Other names: hereditary sensory and autonomic neuropathy type IV
Charcot joints are shown in this boy with CIPA. His right knee and right ankle are enlarged and distorted. The skin over the medial aspect of the ankle is darkened with a draining wound secondary to superimposed osteomyelitis. There are other areas of trauma and ulcers including a site on the right heel.
CausesGenetic mutations

Congenital insensitivity to pain with anhidrosis (CIPA) is a rare autosomal recessive disorder of the nervous system which prevents the feeling of pain or temperature, and prevents a person from sweating. Cognitive disorders are commonly coincident. CIPA is the fourth type of hereditary sensory and autonomic neuropathy (HSAN), and is also known as HSAN IV.

Signs and symptoms

a) Bitten fingernails, b) defective tongue tip, and c) malformed right shinbone observed in the 3-year-old boy diagnosed with congenital insensitivity to pain with anhidrosis.

Signs of CIPA are present from infancy. Infants may present with seizures related to an abnormally high body temperature. Since people with this condition are unable to sweat, they are unable to properly regulate their body temperature.[1] Those affected are unable to feel pain and temperature.[citation needed]

The absence of pain experienced by people with CIPA puts them at high risk for accidental self-injury.
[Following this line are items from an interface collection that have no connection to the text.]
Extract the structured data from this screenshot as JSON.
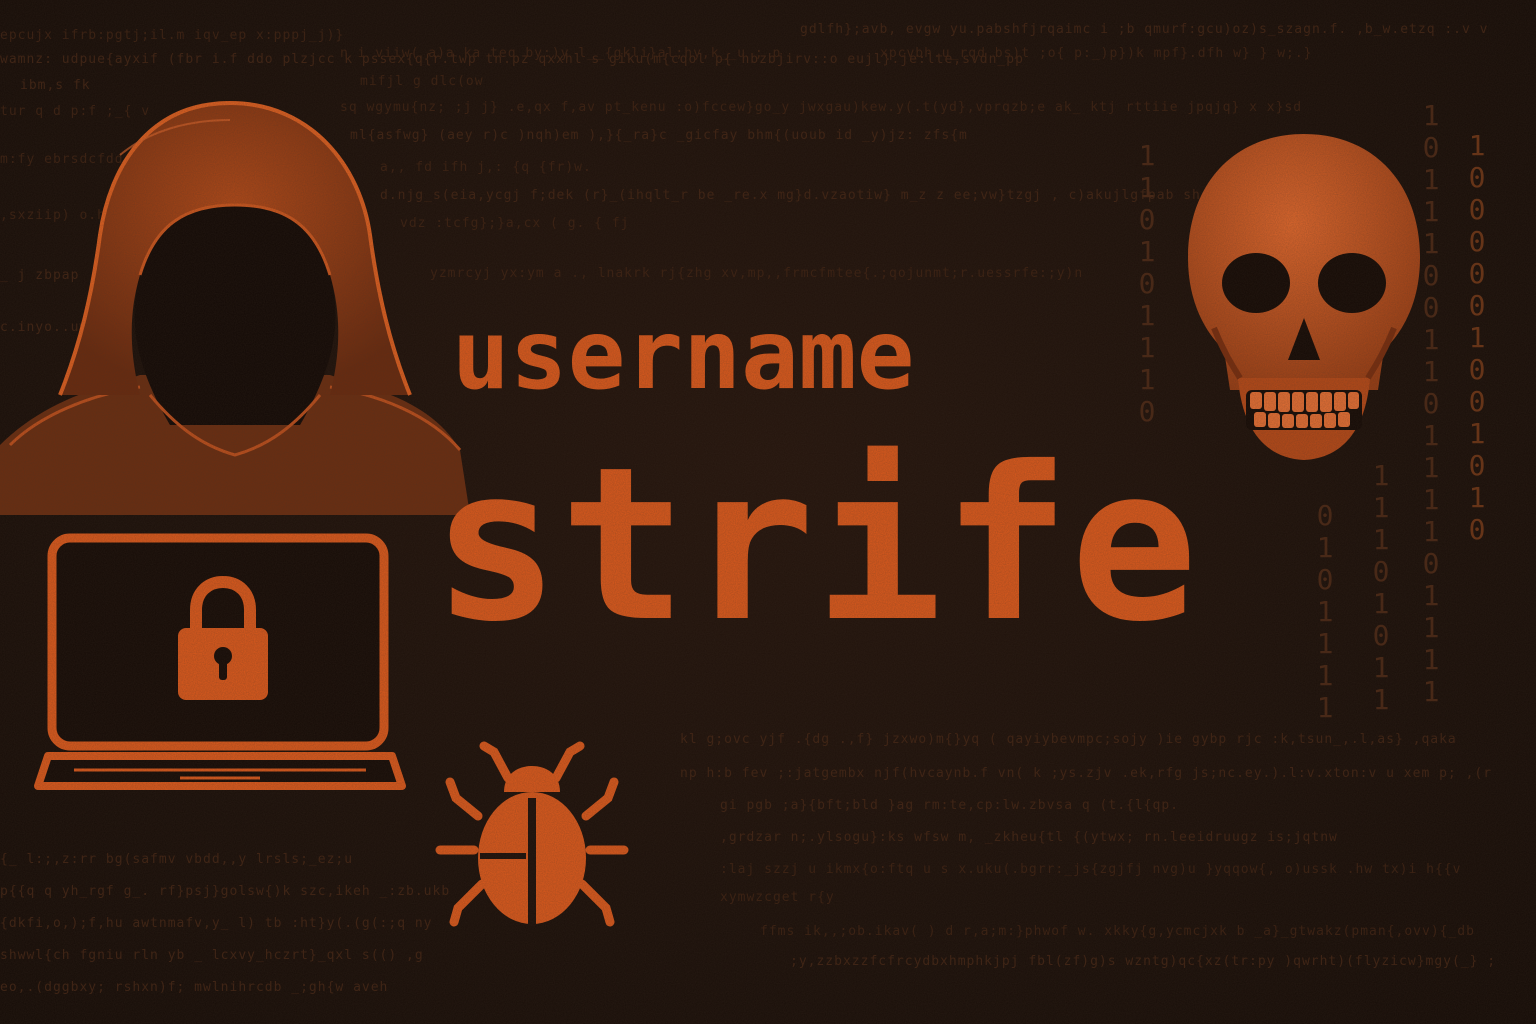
{
  "title": {
    "line1": "username",
    "line2": "strife"
  },
  "binary_columns": [
    "110101110",
    "1011100110",
    "111101111",
    "1000001001010",
    "0101111",
    "11101011"
  ],
  "icons": {
    "hacker": "hooded-hacker-icon",
    "laptop": "laptop-icon",
    "lock": "padlock-icon",
    "bug": "bug-icon",
    "skull": "skull-icon"
  },
  "colors": {
    "accent": "#de5a1c",
    "background": "#1c100a",
    "code_text": "#3f2212"
  }
}
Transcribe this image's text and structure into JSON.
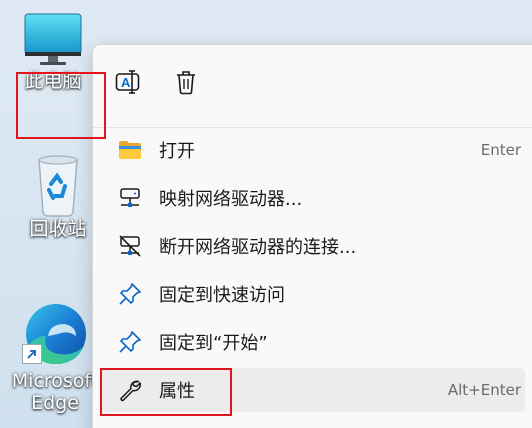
{
  "desktop": {
    "icons": [
      {
        "label": "此电脑",
        "icon": "monitor-icon"
      },
      {
        "label": "回收站",
        "icon": "recycle-bin-icon"
      },
      {
        "label_line1": "Microsoft",
        "label_line2": "Edge",
        "icon": "edge-icon"
      }
    ]
  },
  "context_menu": {
    "toolbar": [
      {
        "icon": "rename-icon"
      },
      {
        "icon": "trash-icon"
      }
    ],
    "items": [
      {
        "label": "打开",
        "shortcut": "Enter",
        "icon": "folder-icon"
      },
      {
        "label": "映射网络驱动器...",
        "shortcut": "",
        "icon": "network-drive-icon"
      },
      {
        "label": "断开网络驱动器的连接...",
        "shortcut": "",
        "icon": "disconnect-drive-icon"
      },
      {
        "label": "固定到快速访问",
        "shortcut": "",
        "icon": "pin-icon"
      },
      {
        "label": "固定到“开始”",
        "shortcut": "",
        "icon": "pin-icon"
      },
      {
        "label": "属性",
        "shortcut": "Alt+Enter",
        "icon": "wrench-icon"
      }
    ]
  },
  "colors": {
    "highlight_red": "#e2141c",
    "accent_blue": "#0a67c8",
    "menu_bg": "#f9f9f9"
  }
}
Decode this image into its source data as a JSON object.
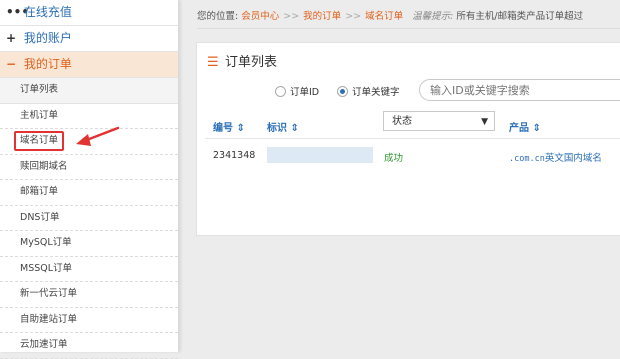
{
  "sidebar": {
    "groups": [
      {
        "icon": "•••",
        "label": "在线充值"
      },
      {
        "icon": "+",
        "label": "我的账户"
      },
      {
        "icon": "−",
        "label": "我的订单"
      }
    ],
    "items": [
      {
        "label": "订单列表"
      },
      {
        "label": "主机订单"
      },
      {
        "label": "域名订单"
      },
      {
        "label": "赎回期域名"
      },
      {
        "label": "邮箱订单"
      },
      {
        "label": "DNS订单"
      },
      {
        "label": "MySQL订单"
      },
      {
        "label": "MSSQL订单"
      },
      {
        "label": "新一代云订单"
      },
      {
        "label": "自助建站订单"
      },
      {
        "label": "云加速订单"
      }
    ]
  },
  "breadcrumb": {
    "prefix": "您的位置:",
    "crumbs": [
      "会员中心",
      "我的订单",
      "域名订单"
    ],
    "separator": ">>",
    "tip_label": "温馨提示:",
    "tip_text": "所有主机/邮箱类产品订单超过"
  },
  "panel": {
    "title": "订单列表",
    "radio_id": "订单ID",
    "radio_keyword": "订单关键字",
    "search_placeholder": "输入ID或关键字搜索"
  },
  "table": {
    "headers": {
      "id": "编号 ⇕",
      "tag": "标识 ⇕",
      "status": "状态",
      "product": "产品 ⇕"
    },
    "rows": [
      {
        "id": "2341348",
        "status": "成功",
        "product_domain": ".com.cn",
        "product_name": "英文国内域名",
        "extra": "1"
      }
    ]
  }
}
Corneal ulceration occurs due to lack of protective impulses.[2] Joint and bone problems are common due to repeated injuries, and wounds heal poorly.[3]


CIPA is caused by a genetic mutation that prevents the formation of nerve cells which are responsible for transmitting signals of pain, heat, and cold to the brain. The disorder is inherited in an autosomal recessive fashion.[citation needed]

CIPA is caused by a mutation in NTRK1, a gene encoding the neurotrophic tyrosine kinase receptor.[4] NTRK1 is a receptor for nerve growth factor (NGF). This protein induces outgrowth of axons and dendrites and promotes the survival of embryonic sensory and sympathetic neurons. The mutation in NTRK1 does not allow NGF to bind properly, causing defects in the development and function of nociceptive reception.[5]

Mitochondrial abnormalities in muscle cells have been found in people with CIPA. Skin biopsies show a lack of innervation of the eccrine glands[2] and nerve biopsies show a lack of small myelinated and unmyelinated fibers.[2][6]


Diagnosis is made based on clinical criteria and can be confirmed with genetic testing.[1]


There is no treatment for CIPA. Attention to injuries to prevent infection and worsening is necessary.[1]


The condition is inherited and is most common among Negev Arabs aka Negev Bedouins.[2] Approximately 20% of people with CIPA die of hyperthermia by age 3.[2]


  1. 1.0 1.1 1.2 Fenichel's Clinical Pediatric Neurology (6th ed.). Elsevier. 2013. pp. 207–214.
  2. 2.0 2.1 2.2 2.3 2.4 Tachdjian's Pediatric Orthopaedics (5th ed.). Saunders Elsevier. 2014. pp. 285–319.
  3. Swaiman's Pediatric Neurology (6th ed.). Elsevier. 2017. pp. e2652–e2669.
  4. Shatzky S, Moses S, Levy J, et al. (June 2000). "Congenital insensitivity to pain with anhidrosis (CIPA) in Israeli-Bedouins: genetic heterogeneity, novel mutations in the TRKA/NGF receptor gene, clinical findings, and results of nerve conduction studies". Am. J. Med. Genet. 92 (5): 353–60. doi:10.1002/1096-8628(20000619)92:5<353::AID-AJMG12>3.0.CO;2-C. PMID 10861667.
  5. Indo, Yasuhiro (1996). "Mutations in the TRKA/NGF Receptor Gene in Patients with Congenital Insensitivity to Pain with Anhidrosis" (PDF). Nature Genetics. Kumamoto University. 13 (4): 485–8. doi:10.1038/ng0896-485. PMID 8696348. S2CID 2849827. Archived from the original (PDF) on 18 May 2019. Retrieved 7 December 2011.
  6. Volpe's Neurology of the Newborn (6 ed.). Elsevier. 2018. pp. 887–921.

Further reading

External resources